The plot writing In the film’s lacked the love and care that Marvel Studios have lavished on their other own projects. The CGI was just not at a stage where it could render the character’s effects and motorcycle stunts convincing, and the bad guys were unrecognizable and of little real interest. But despite all that’d I’ve still got a bit of love for Blaze, and with the ever expanding reach of the MCU, surely there’s something they could do to bring him back to our screens? But what format could that take?
5. Keep It Simple
Perhaps the most simplistic option and therefore by definition the least likely, is to give Cage another movie to play with. The man’s pretty much made the role his own, with an immersive commitment to the role, prepared to go eye-poppingly mad onscreen. Who knows; with a more carefully crafted script, perhaps utilizing some of the existing properties in the MCU, and an appropriately selected director attached to the film. It’s possible the crazy swine might be able to produce a winner, third time lucky.
4. Re-Cast and Reboot
Or maybe we do work off the theory that the aforementioned eye-bulging insanity that Cage brings with him is the reason that audiences don’t fully engage with the character. So rip it up and start from scratch.
Cast a younger, up and coming and more age-appropriate actor in the role of Blaze.
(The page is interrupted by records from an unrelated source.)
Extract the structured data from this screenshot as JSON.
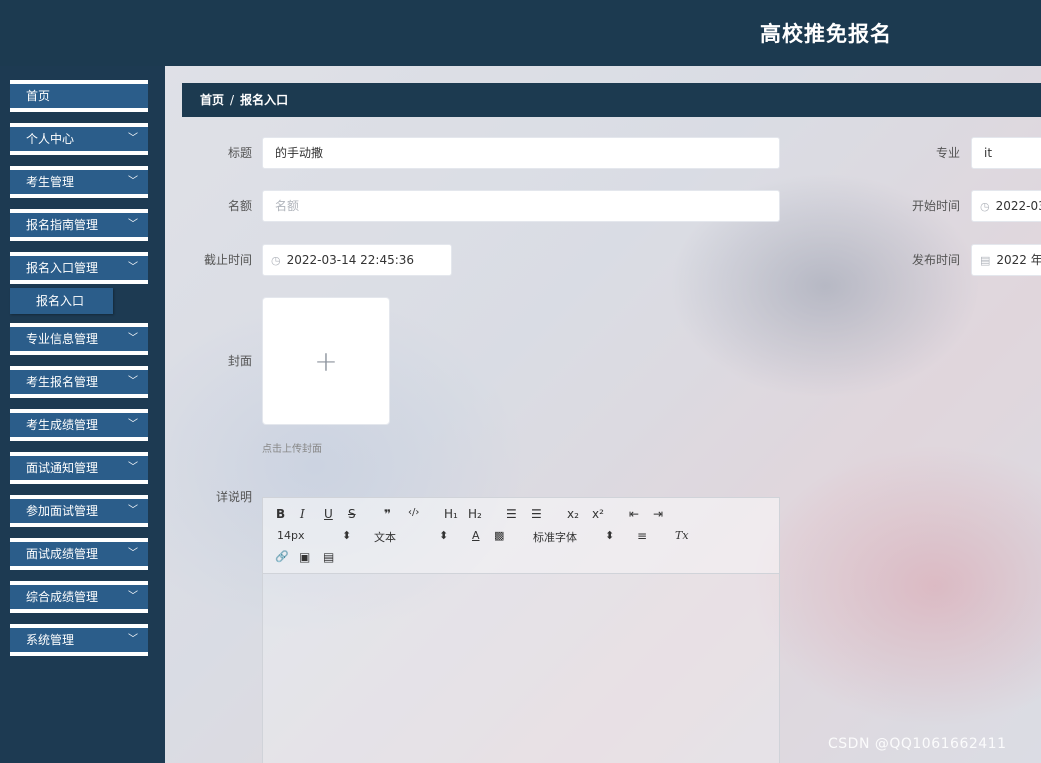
{
  "header": {
    "title": "高校推免报名"
  },
  "sidebar": {
    "items": [
      {
        "label": "首页",
        "has_arrow": false
      },
      {
        "label": "个人中心",
        "has_arrow": true
      },
      {
        "label": "考生管理",
        "has_arrow": true
      },
      {
        "label": "报名指南管理",
        "has_arrow": true
      },
      {
        "label": "报名入口管理",
        "has_arrow": true
      },
      {
        "label": "专业信息管理",
        "has_arrow": true
      },
      {
        "label": "考生报名管理",
        "has_arrow": true
      },
      {
        "label": "考生成绩管理",
        "has_arrow": true
      },
      {
        "label": "面试通知管理",
        "has_arrow": true
      },
      {
        "label": "参加面试管理",
        "has_arrow": true
      },
      {
        "label": "面试成绩管理",
        "has_arrow": true
      },
      {
        "label": "综合成绩管理",
        "has_arrow": true
      },
      {
        "label": "系统管理",
        "has_arrow": true
      }
    ],
    "subitem": {
      "label": "报名入口"
    },
    "arrow_glyph": "﹀"
  },
  "breadcrumb": {
    "home": "首页",
    "separator": "/",
    "current": "报名入口"
  },
  "form": {
    "title_label": "标题",
    "title_value": "的手动撒",
    "quota_label": "名额",
    "quota_placeholder": "名额",
    "deadline_label": "截止时间",
    "deadline_value": "2022-03-14 22:45:36",
    "major_label": "专业",
    "major_value": "it",
    "start_label": "开始时间",
    "start_value": "2022-03",
    "publish_label": "发布时间",
    "publish_value": "2022 年",
    "cover_label": "封面",
    "cover_plus": "+",
    "cover_hint": "点击上传封面",
    "detail_label": "详说明"
  },
  "editor_toolbar": {
    "bold": "B",
    "italic": "I",
    "underline": "U",
    "strike": "S",
    "quote": "❞",
    "code": "‹/›",
    "h1": "H₁",
    "h2": "H₂",
    "ordered_list": "☰",
    "bullet_list": "☰",
    "subscript": "x₂",
    "superscript": "x²",
    "indent_left": "⇤",
    "indent_right": "⇥",
    "size": "14px",
    "format": "文本",
    "font_color": "A",
    "background": "▩",
    "font_family": "标准字体",
    "align": "≡",
    "clear": "Tx",
    "link": "🔗",
    "image": "▣",
    "video": "▤",
    "select_caret": "⬍"
  },
  "watermark": "CSDN @QQ1061662411",
  "colors": {
    "sidebar_bg": "#1d3a52",
    "menu_item": "#2b5d8a",
    "header_bg": "#1c3a50"
  }
}
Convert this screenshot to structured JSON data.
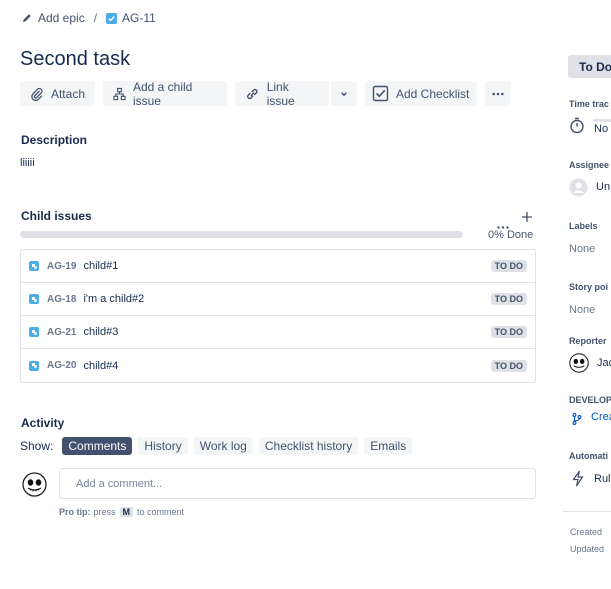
{
  "breadcrumb": {
    "epic_label": "Add epic",
    "separator": "/",
    "issue_key": "AG-11"
  },
  "issue": {
    "title": "Second task"
  },
  "toolbar": {
    "attach": "Attach",
    "add_child": "Add a child issue",
    "link_issue": "Link issue",
    "add_checklist": "Add Checklist"
  },
  "description": {
    "heading": "Description",
    "text": "liiiii"
  },
  "child_issues": {
    "heading": "Child issues",
    "progress_percent": 0,
    "progress_text": "0% Done",
    "items": [
      {
        "key": "AG-19",
        "summary": "child#1",
        "status": "TO DO"
      },
      {
        "key": "AG-18",
        "summary": "i'm a child#2",
        "status": "TO DO"
      },
      {
        "key": "AG-21",
        "summary": "child#3",
        "status": "TO DO"
      },
      {
        "key": "AG-20",
        "summary": "child#4",
        "status": "TO DO"
      }
    ]
  },
  "activity": {
    "heading": "Activity",
    "show_label": "Show:",
    "tabs": [
      "Comments",
      "History",
      "Work log",
      "Checklist history",
      "Emails"
    ],
    "active_tab": "Comments",
    "comment_placeholder": "Add a comment...",
    "protip_prefix": "Pro tip:",
    "protip_press": "press",
    "protip_key": "M",
    "protip_suffix": "to comment"
  },
  "right_panel": {
    "status": "To Do",
    "time_tracking_label": "Time trac",
    "time_tracking_value": "No",
    "assignee_label": "Assignee",
    "assignee_value": "Un",
    "labels_label": "Labels",
    "labels_value": "None",
    "story_points_label": "Story poi",
    "story_points_value": "None",
    "reporter_label": "Reporter",
    "reporter_value": "Jac",
    "development_label": "DEVELOP",
    "development_value": "Crea",
    "automation_label": "Automati",
    "automation_value": "Rul",
    "created_label": "Created",
    "updated_label": "Updated"
  },
  "colors": {
    "accent": "#0052cc",
    "text": "#172b4d",
    "subtle": "#42526e",
    "subtask_icon": "#4bade8",
    "button_bg": "#f4f5f7"
  }
}
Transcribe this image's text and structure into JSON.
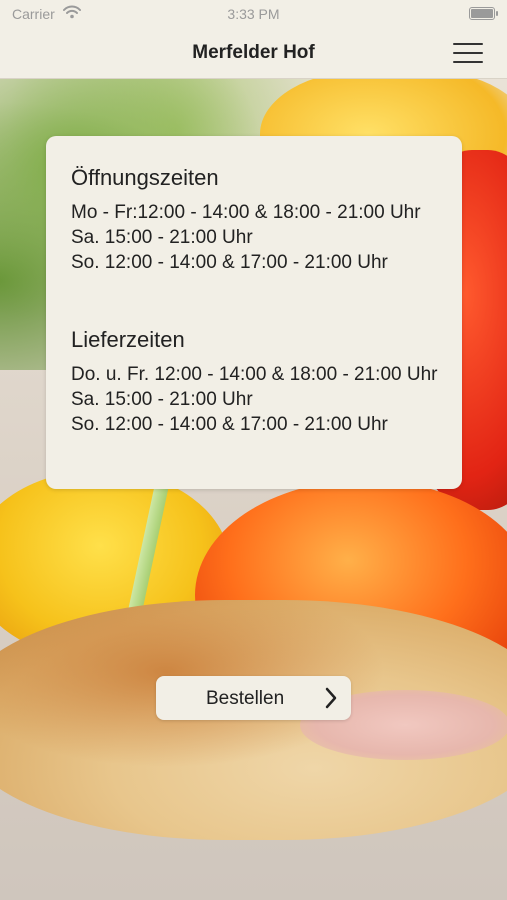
{
  "status_bar": {
    "carrier": "Carrier",
    "time": "3:33 PM"
  },
  "nav": {
    "title": "Merfelder Hof",
    "menu_icon": "hamburger-menu-icon"
  },
  "opening_hours": {
    "title": "Öffnungszeiten",
    "lines": [
      "Mo - Fr:12:00 - 14:00 & 18:00 - 21:00 Uhr",
      "Sa. 15:00 - 21:00 Uhr",
      "So. 12:00 - 14:00 & 17:00 - 21:00 Uhr"
    ]
  },
  "delivery_hours": {
    "title": "Lieferzeiten",
    "lines": [
      "Do. u. Fr. 12:00 - 14:00 & 18:00 - 21:00 Uhr",
      "Sa. 15:00 - 21:00 Uhr",
      "So. 12:00 - 14:00 & 17:00 - 21:00 Uhr"
    ]
  },
  "order_button": {
    "label": "Bestellen",
    "icon": "chevron-right-icon"
  },
  "colors": {
    "bar_background": "#f2efe6",
    "text": "#222222"
  }
}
Go back again to the origins of the character, exploring in more depth the reasons behind his deal with the devil and his struggles with his new found powers. Maybe this time round, cast some bad guys that don’t look like they walked straight off the set of Power Rangers, and hope for more audience engagement.
3. Netflix Origins Series
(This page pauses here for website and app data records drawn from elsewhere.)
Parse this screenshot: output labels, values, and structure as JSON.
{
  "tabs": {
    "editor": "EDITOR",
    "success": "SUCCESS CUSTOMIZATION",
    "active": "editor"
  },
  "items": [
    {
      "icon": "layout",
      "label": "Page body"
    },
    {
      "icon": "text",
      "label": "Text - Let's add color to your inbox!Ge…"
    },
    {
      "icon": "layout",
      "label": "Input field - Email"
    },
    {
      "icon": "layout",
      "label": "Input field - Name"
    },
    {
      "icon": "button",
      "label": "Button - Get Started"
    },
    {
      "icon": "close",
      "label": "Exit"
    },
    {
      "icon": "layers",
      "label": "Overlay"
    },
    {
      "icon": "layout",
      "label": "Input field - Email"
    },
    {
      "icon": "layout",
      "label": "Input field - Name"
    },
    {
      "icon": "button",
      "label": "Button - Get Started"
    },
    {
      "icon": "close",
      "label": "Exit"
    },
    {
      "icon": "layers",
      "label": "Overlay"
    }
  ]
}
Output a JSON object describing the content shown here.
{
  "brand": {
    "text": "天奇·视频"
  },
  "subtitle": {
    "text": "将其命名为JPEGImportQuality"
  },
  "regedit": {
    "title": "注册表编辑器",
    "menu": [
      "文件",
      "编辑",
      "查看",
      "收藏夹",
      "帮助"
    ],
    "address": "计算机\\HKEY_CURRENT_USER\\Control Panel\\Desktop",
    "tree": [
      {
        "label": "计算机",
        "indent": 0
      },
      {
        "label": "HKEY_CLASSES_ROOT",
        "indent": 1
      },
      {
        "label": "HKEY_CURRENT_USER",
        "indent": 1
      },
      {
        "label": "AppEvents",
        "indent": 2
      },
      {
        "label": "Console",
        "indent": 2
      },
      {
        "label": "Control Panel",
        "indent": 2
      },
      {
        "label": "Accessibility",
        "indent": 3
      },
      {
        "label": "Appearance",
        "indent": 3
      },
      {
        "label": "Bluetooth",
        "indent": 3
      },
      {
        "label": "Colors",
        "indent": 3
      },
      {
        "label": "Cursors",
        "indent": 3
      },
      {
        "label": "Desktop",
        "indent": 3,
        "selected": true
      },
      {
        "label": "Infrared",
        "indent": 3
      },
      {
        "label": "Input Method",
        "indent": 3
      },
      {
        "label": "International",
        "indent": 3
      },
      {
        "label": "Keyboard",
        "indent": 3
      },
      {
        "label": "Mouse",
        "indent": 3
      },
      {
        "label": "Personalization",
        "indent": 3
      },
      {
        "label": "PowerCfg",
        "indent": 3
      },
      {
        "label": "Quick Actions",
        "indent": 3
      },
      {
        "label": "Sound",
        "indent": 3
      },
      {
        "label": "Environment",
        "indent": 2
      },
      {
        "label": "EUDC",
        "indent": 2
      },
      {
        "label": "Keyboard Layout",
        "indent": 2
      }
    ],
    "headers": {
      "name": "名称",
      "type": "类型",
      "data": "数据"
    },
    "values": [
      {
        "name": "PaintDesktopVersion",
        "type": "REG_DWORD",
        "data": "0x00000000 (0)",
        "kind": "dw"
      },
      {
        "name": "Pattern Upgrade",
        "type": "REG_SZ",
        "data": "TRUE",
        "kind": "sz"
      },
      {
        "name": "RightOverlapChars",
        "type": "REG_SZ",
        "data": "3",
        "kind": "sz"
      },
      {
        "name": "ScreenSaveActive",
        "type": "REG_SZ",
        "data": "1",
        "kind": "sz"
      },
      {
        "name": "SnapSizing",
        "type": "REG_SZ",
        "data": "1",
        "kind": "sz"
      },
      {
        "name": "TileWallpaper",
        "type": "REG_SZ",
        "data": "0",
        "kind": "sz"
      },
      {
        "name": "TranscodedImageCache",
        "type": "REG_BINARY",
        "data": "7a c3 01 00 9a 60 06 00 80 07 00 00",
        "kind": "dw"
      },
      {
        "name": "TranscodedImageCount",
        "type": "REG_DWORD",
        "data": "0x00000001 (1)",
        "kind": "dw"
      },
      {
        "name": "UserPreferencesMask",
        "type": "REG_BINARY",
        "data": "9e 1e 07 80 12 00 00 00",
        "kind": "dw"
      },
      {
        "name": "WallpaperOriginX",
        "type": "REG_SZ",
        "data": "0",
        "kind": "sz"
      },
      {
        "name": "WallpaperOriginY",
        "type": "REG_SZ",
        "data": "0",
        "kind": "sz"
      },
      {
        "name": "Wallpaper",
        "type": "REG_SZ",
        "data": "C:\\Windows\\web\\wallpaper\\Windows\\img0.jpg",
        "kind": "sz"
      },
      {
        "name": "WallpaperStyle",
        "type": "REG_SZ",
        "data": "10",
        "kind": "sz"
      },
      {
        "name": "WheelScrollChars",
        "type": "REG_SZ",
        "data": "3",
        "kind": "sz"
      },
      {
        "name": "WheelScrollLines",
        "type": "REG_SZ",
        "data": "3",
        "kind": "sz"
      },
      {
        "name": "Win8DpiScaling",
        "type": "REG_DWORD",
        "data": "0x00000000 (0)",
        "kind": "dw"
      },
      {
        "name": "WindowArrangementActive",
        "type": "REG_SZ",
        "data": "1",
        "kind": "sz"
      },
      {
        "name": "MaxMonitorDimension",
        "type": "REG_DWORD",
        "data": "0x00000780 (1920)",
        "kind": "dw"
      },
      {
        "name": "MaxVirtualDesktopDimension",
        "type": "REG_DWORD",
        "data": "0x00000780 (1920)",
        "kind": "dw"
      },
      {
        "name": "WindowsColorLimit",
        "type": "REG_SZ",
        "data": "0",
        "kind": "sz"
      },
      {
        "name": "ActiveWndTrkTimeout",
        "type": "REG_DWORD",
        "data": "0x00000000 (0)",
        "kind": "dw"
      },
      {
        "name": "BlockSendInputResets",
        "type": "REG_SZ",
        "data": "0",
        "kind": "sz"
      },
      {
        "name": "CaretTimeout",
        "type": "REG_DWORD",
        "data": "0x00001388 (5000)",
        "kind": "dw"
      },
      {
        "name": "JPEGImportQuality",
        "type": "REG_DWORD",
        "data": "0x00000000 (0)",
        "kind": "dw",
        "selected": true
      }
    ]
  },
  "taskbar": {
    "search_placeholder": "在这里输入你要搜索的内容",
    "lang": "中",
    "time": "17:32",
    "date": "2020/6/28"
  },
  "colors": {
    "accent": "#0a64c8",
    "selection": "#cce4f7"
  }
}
If anyone appears to know how to fix a previously hammy Marvel representation, it’s those boys and girls over at Netflix. Give them 13 dark and gritty episodes (and a lot of subtly placed Easter-eggs and in jokes) to fully map out who and what Johnny Blaze is and what he represents, then have him fully formed and ready for insertion into the mainstream MCU at the end of it.
He’s a character that’s dark and wronged enough to slot into the current Netflix template, and could be something else new and interesting for poor old Claire Temple to get herself involved in.
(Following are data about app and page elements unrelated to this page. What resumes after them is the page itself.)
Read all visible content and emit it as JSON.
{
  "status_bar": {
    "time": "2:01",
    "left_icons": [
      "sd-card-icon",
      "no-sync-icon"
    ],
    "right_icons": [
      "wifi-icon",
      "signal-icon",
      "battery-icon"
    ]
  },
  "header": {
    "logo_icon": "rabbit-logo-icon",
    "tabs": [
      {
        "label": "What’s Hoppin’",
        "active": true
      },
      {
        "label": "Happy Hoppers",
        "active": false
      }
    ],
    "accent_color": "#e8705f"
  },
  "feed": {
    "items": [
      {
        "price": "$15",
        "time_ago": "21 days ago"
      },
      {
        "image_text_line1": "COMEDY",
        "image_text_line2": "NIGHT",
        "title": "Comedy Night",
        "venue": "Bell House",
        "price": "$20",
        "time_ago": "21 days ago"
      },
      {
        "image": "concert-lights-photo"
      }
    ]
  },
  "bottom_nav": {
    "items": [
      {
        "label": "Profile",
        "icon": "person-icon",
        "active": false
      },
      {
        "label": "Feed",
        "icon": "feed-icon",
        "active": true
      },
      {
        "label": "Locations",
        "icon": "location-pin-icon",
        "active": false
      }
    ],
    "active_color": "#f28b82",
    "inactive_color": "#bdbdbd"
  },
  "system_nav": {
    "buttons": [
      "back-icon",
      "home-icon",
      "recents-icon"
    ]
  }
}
2. Time Travel
I suppose they could do worse than to take a leaf out of the ‘Agent Carter’ and ‘First Class’ playbook, and produce a period piece? One of the intriguing aspects of the original Ghost Rider movie was the onscreen presence of Sam Shepherd’s original Rider. How about a series tracking the Ghost Rider through the ages, damned to do the devil’s dirty work throughout different eras, up until the point where he’s in the process of being replaced by Blaze.
You’d have the flexibility to either stick with one timeframe, such as a western, or set the narrative in a modern era. This would use the Rider recounting previous tales, visiting a different time period with each story, and interacting with other Marvel characters through history.
1. Recurring Role
But then, maybe Marvel is right, and much like the Hulk and Punisher before him, the character just struggles too much to sustain a solo project. Pick an appropriate actor, maybe have him carry a recurring role in one of the TV properties, and use him as a supporting actor or cameo in the bigger movies.
With talk of a Thunderbolts TV series being mooted, there’s the opportunity to write him in there straightaway, as he was in the comics. Or if the Doc Strange movies are a success, he could feature in them due to their supernatural overtones.
But, as ever, what do you guys think? Surely there’s a bit of love out for Nic Cage? Sound off below!